HIV and AIDS can prove devastating in undermining traditional support structures that sustain many families in Asia, reversing the expectation that parents will be looked after by their adult children as they become older. In reality, as this research report shows, older people, primarily women, are confronted with the task of caring for a sick adult child, coping with their eventual death, and possibly looking after a surviving grandchild.
This research study provides concrete and realistic recommendations for policy makers and programme managers on the issues of social capital and the relevance of the concept for understanding the lives of adolescents. Findings provide critical evidence about the conditions that give rise to growing youth violence, HIV/AIDS infection rates among youth, and the relatively limited improvement in secondary school enrollment and completion rates among Thai youth. This publication is the outcome of a collaboration of three insititutions i.e. …
The report presents the findings of the research on intimate partner violence (IPV) in Thailand, carried out by the Institute for Population and Social Research, Mahidol University with technical and financial support from WHO. The objectives of the research were to find out prevalence and frequency of different forms of violence against women performed by a husband or intimate male partner or ex-partner; its effect on women's lives and health; and risk factors for domestic violence.
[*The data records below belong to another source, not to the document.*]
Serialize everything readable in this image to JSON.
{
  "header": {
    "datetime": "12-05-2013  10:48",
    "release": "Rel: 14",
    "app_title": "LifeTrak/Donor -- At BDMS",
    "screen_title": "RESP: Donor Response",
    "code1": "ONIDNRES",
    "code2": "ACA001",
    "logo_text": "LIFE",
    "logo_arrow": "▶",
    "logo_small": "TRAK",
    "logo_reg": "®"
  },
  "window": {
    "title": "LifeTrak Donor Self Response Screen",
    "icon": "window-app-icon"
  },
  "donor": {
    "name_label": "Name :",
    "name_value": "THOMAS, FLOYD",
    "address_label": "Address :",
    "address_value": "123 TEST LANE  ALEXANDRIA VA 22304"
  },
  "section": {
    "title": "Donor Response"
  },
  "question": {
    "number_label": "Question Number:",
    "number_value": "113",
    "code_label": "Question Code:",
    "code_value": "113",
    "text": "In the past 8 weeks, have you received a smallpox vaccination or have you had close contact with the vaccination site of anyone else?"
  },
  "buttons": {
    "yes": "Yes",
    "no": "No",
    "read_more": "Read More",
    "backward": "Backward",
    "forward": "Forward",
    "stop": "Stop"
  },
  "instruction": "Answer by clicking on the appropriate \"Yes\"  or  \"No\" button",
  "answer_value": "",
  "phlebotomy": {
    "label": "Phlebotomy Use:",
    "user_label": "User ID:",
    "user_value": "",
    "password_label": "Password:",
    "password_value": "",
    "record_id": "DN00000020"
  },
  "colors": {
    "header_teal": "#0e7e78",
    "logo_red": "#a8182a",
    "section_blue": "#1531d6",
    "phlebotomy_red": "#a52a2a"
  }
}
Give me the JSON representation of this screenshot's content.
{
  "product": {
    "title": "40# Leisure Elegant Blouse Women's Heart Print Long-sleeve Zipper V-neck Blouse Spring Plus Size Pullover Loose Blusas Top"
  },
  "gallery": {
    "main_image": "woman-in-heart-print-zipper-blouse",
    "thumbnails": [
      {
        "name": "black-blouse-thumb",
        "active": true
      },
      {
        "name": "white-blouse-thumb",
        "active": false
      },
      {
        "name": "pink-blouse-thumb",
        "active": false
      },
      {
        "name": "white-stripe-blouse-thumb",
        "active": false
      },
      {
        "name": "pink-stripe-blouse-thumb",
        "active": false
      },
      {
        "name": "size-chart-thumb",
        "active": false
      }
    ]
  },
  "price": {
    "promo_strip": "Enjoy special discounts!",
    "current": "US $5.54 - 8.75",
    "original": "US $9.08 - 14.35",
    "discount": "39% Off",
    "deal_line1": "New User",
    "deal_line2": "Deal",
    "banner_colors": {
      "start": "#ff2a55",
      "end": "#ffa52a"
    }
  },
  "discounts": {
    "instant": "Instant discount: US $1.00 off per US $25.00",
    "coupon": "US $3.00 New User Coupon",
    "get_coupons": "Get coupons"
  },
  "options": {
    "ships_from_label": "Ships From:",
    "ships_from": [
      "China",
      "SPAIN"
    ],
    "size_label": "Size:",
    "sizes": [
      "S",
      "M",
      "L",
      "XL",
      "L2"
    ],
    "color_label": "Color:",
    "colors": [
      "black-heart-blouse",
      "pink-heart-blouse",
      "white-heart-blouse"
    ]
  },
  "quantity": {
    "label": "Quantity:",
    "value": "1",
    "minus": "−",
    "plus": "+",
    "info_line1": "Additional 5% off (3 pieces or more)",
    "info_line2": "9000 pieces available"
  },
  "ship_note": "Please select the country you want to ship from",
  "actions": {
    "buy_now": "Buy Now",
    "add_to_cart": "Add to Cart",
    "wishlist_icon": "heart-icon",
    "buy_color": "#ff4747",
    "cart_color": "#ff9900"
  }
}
This study provides a qualitative analysis of the circumstances and consequences of parental caregiving to adult children with AIDS in Thailand. The analysis is based on 20 open-ended interviews, mainly with parents of an adult son or daughter who died of AIDS within the few prior years. The results reveal the circumstances that lead to parental caregiving, the tasks involved and the stress, and the consequences for their emotional, social and economic well-being.